Print the data that follows exactly, leaving nothing out.

> Records for processing
--------------------------------------------------

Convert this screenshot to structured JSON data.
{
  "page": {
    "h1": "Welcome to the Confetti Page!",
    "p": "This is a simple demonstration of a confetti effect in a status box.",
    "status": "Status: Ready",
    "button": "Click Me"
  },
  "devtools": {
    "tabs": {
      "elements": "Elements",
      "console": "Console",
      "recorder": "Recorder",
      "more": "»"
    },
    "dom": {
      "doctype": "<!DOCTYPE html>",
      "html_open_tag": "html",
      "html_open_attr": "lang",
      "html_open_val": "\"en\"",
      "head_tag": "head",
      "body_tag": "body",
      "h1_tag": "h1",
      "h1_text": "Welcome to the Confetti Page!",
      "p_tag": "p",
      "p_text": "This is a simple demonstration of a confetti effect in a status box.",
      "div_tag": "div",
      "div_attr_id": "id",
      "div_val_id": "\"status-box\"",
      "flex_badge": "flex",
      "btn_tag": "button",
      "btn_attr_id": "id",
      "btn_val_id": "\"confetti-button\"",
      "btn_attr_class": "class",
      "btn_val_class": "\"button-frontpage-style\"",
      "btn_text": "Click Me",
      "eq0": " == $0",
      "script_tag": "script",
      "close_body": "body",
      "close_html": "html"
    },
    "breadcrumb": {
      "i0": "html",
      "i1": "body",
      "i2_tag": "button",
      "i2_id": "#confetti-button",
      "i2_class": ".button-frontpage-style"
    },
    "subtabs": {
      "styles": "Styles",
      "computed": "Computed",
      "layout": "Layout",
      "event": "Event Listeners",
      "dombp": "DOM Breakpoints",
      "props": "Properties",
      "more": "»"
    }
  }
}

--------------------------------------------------

> Result of the exercise
Convert this screenshot to structured JSON data.
{
  "page": {
    "h1": "Welcome to the Confetti Page!",
    "p": "This is a simple demonstration of a confetti effect in a status box.",
    "status": "Status: Ready",
    "button": "Click Me"
  },
  "devtools": {
    "tabs": {
      "elements": "Elements",
      "console": "Console",
      "recorder": "Recorder",
      "more": "»"
    },
    "dom": {
      "doctype": "<!DOCTYPE html>",
      "html_open_tag": "html",
      "html_open_attr": "lang",
      "html_open_val": "\"en\"",
      "head_tag": "head",
      "body_tag": "body",
      "h1_tag": "h1",
      "h1_text": "Welcome to the Confetti Page!",
      "p_tag": "p",
      "p_text": "This is a simple demonstration of a confetti effect in a status box.",
      "div_tag": "div",
      "div_attr_id": "id",
      "div_val_id": "\"status-box\"",
      "flex_badge": "flex",
      "btn_tag": "button",
      "btn_attr_id": "id",
      "btn_val_id": "\"confetti-button\"",
      "btn_attr_class": "class",
      "btn_val_class": "\"button-frontpage-style\"",
      "btn_text": "Click Me",
      "eq0": " == $0",
      "script_tag": "script",
      "close_body": "body",
      "close_html": "html"
    },
    "breadcrumb": {
      "i0": "html",
      "i1": "body",
      "i2_tag": "button",
      "i2_id": "#confetti-button",
      "i2_class": ".button-frontpage-style"
    },
    "subtabs": {
      "styles": "Styles",
      "computed": "Computed",
      "layout": "Layout",
      "event": "Event Listeners",
      "dombp": "DOM Breakpoints",
      "props": "Properties",
      "more": "»"
    }
  }
}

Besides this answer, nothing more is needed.